a’s worldview not only naive but dangerous. This wasn’t spin, and as far as McCain was concerned, it wasn’t hyperbole. He looks at Obama and sees a dangerous young man too inexperienced and too naive to hold the title commander in chief. You could almost sense his frustration, at one point, as he exclaimed that his opponent, “doesn’t get it!” 

Obama for his part, played the part of learned man. And attempted to, I think successfully, counter McCain’s emotional moral convictions with cool-headed, sober, almost academic ones. This is a generational difference. He was our Jean-Luc Picard, the captain of the Enterprise from Star Trek: The NEXT Generation. Obama is cool, professorial, incredibly learned. The negotiator. Captain Kirk is one to floor it through and asteroid field, beam down to the planet in question and punch the bad guy in the face. Picard is one to go through the same asteroid field at 1/4 impulse power. Find the planet in peril, and call a meeting of his crew at the conference table to discuss options and assess the best plan going forward. Then using science and skilled negotiation, back their opponent into a corner and force him/her into submission. 

The thing is the last eight years have been way more Kirk than Picard here in the US. While I think McCain is way more capable than our dearly (almost) departed W, working from the gut isn’t gonna cut it for another 4 years. Dealing with problems by instinctively cutting taxes and intimidating rivals only works for so long. I think it’s time for a next generation style leader. We need to hand the reigns of the Enterprise over to our Captain Picard, and let a new style of leadership try its hand at the daunting problems we’re facing both home and abroad.
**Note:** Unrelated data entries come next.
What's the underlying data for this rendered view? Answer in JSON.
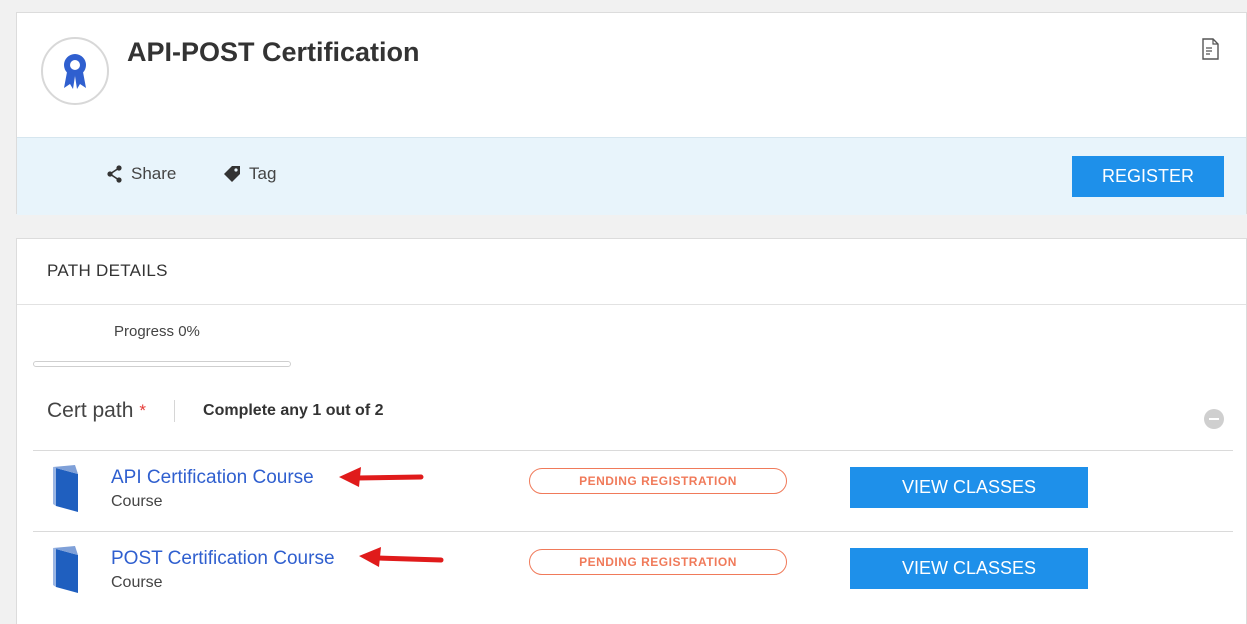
{
  "header": {
    "title": "API-POST Certification",
    "badge_icon": "award-ribbon-icon",
    "doc_icon": "document-icon"
  },
  "actions": {
    "share_label": "Share",
    "tag_label": "Tag",
    "register_label": "REGISTER"
  },
  "path": {
    "section_title": "PATH DETAILS",
    "progress_label": "Progress 0%",
    "progress_value": 0,
    "cert_title": "Cert path",
    "required_mark": "*",
    "requirement": "Complete any 1 out of 2",
    "courses": [
      {
        "name": "API Certification Course",
        "type": "Course",
        "status": "PENDING REGISTRATION",
        "button": "VIEW CLASSES"
      },
      {
        "name": "POST Certification Course",
        "type": "Course",
        "status": "PENDING REGISTRATION",
        "button": "VIEW CLASSES"
      }
    ]
  },
  "colors": {
    "accent": "#1e90ea",
    "pending": "#f07a5a",
    "link": "#2f5fcf",
    "annotation_arrow": "#e01b1b"
  }
}
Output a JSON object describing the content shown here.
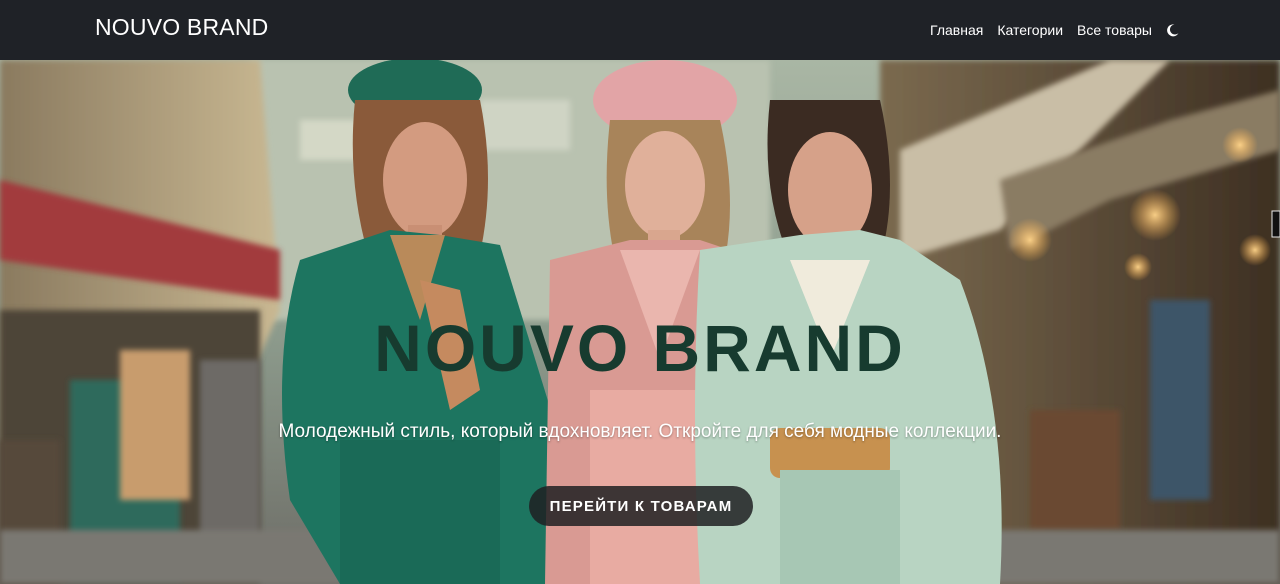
{
  "navbar": {
    "brand": "NOUVO BRAND",
    "links": [
      "Главная",
      "Категории",
      "Все товары"
    ],
    "theme_icon": "moon-icon"
  },
  "hero": {
    "title": "NOUVO BRAND",
    "subtitle": "Молодежный стиль, который вдохновляет. Откройте для себя модные коллекции.",
    "button_label": "ПЕРЕЙТИ К ТОВАРАМ",
    "title_color": "#173b2f",
    "image": "three-models-street-photo"
  },
  "colors": {
    "navbar_bg": "#1f2227",
    "button_bg": "#1e2022"
  }
}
A Real Debate!

When these two Senators became their respective party’s nominee, I was excited. I was hopeful that we would be able to see a real debate between two intelligent well-rounded candidates. An ugly general election cycle took over and we never had that civil campaign I think so many Americans longed for. Until tonight. 

Senators McCain and Obama took the stage tonight and actually debated policy. While at this moment there is endless talking-headery going on, these two men clearly and thoughtfully articulated their positions on the economy and on a wide array of foreign policy issues. Let me also take this chance to mention the venerated old news man, Jim Lehrer. His moderation and easy going way between these two candidates provided the spot-on style and debate leadership I wish all news programs had. (In case you didn’t know, I am a rabid Newshour Watcher.)

Let me cut through what you will be hearing all night and all week. The debate was a tie and since Obama is ahead in the polls that means he won. I don’t know if that’s really the case or not. But I do know its rather irrelevant. I sat for 90 minutes and was throughly informed about the domestic plans and world view of these two men, one of whom will be our next president. That alone is something to be happy about.